While students in Fort Worth ISD have always participated in NAEP, under the leadership of Superintendent Kent P. Scribner, the District volunteered to join the 2017 Trial Urban District Assessment (TUDA), a special part of NAEP. As a TUDA, the District will receive objective, comparable data every other year to measure the progress of student achievement over time with other large urban districts in Texas: Austin, Dallas, and Houston, as well as urban districts across the nation.
From the 2017 baseline results, we note that:
- Grade 4 Mathematics: The average scale score of 4th grade students in Fort Worth and the percentage who scored at or above the Basic level were not significantly different from the average score for public school students in large cities. The percentage scoring at theProficient level or above was smaller than public school students in large cities.
- Grade 4 Reading: The average scale score of 4th grade students in Fort Worth and the percentage who scored at or above the Basic level and the Proficient level were lower than public school students in large cities.
- Grade 8 Mathematics: The average scale score of 8th grade students in Fort Worth and the percentage who scored at or above the Basic level and the Proficient level were all lower than public school students in large cities.
- Grade 8 Reading: The average scale score of 8th grade students in Fort Worth and the percentage who scored at or above the Basic level and the Proficient level were lower than public school students in large cities.
“These new results from the Nation’s Report Card give Fort Worth ISD’s new leadership the evidence it needs to launch and accelerate its academic reforms and improvements for the years to come,” said Michael Casserly, Executive Director, Council of Great City Schools. “Congratulations to Fort Worth ISD for the courage and vision required to participate in such a rigorous program.”

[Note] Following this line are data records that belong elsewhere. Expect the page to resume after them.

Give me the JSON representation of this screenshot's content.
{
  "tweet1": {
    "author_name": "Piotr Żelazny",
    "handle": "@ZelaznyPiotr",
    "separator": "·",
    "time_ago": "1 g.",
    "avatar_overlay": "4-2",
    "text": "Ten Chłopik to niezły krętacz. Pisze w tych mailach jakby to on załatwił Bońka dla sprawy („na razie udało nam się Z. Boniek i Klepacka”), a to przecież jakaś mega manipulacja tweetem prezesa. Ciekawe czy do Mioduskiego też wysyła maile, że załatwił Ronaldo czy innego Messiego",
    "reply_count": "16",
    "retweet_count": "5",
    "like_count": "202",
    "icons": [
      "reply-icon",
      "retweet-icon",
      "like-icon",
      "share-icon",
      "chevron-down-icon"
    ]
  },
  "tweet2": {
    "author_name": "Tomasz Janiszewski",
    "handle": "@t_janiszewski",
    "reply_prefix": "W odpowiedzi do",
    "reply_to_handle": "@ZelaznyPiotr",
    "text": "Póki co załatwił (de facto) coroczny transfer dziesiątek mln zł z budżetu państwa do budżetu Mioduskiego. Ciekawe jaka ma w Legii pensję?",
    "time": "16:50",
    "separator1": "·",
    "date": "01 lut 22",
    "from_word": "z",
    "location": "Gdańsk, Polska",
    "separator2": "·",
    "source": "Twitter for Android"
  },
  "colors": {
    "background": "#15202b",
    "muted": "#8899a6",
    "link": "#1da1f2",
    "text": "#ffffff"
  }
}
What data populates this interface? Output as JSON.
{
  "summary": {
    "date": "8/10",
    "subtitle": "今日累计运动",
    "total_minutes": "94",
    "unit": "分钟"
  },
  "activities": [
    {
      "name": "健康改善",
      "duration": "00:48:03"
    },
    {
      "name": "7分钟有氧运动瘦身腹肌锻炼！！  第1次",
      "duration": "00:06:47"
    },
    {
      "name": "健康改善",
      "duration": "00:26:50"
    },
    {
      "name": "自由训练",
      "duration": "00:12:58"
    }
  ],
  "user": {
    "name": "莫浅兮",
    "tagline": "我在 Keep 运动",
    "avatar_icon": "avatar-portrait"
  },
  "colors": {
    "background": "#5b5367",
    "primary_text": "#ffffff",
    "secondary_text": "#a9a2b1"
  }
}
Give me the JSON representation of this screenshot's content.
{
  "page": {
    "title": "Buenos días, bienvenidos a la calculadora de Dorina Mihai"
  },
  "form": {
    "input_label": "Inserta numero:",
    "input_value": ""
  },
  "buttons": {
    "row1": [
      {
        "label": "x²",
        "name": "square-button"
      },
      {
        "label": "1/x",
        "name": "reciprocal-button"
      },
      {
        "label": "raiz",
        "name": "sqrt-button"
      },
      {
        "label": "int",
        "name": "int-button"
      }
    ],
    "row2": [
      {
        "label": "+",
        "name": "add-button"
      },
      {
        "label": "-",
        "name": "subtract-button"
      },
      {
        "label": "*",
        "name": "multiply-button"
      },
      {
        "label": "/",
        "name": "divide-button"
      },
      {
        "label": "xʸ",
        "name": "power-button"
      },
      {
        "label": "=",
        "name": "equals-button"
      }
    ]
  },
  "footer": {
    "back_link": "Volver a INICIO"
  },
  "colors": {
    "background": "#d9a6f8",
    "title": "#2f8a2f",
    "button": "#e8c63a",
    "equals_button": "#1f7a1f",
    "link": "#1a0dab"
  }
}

The 2017 baseline results from NAEP are similar to the results from the State of Texas Assessment of Academic Readiness (STAAR) which have been lower for Fort Worth than many of the District’s urban peers.
In response to the STAAR results, the District has undergone significant changes in the last year under the leadership of Dr. Scribner establishing a bold goal of 100% of 3rd graders reading on or above grade level by 2025. Dr. Scribner asked for broad support for his 100 x 25 goal leading to an innovative collaboration between the district, the city, and the local business and philanthropic community.
“These baseline NAEP results confirm that we are focused on the right thing: improving reading for all students with 100% of our third graders reading on or above grade level by 2025,” said Dr. Scribner. “Reading is a challenge for our students. Reaching our 100x25 goal will positively impact both our STAAR and NAEP scores, but most importantly, it will significantly increase learning and opportunities for our students.”
The 2017 baseline NAEP results did reveal more positive performances for Math when comparing to other jurisdictions for Hispanic and English Language Learners (ELL). The graphs and tables below provide a jurisdiction comparison of Hispanic and ELL performance in Math. *Jurisdictions with an asterisk indicate a statistical difference when compared to Fort Worth ISD. ‡ Indicates reporting standards not met.
“Our mathematics results are comparable to large cities with real bright spots in 4th grade math for our Hispanic students and English Language Learners,” according to Chief Academic Officer Charles Carroll. “As we work on rewriting our curriculum and strengthening professional learning opportunities for our teachers, we will be asking critical questions about how our students performed on both reading and mathematics especially on various types of questions. This detailed information will give us valuable feedback on any gaps in our curriculum and instruction.”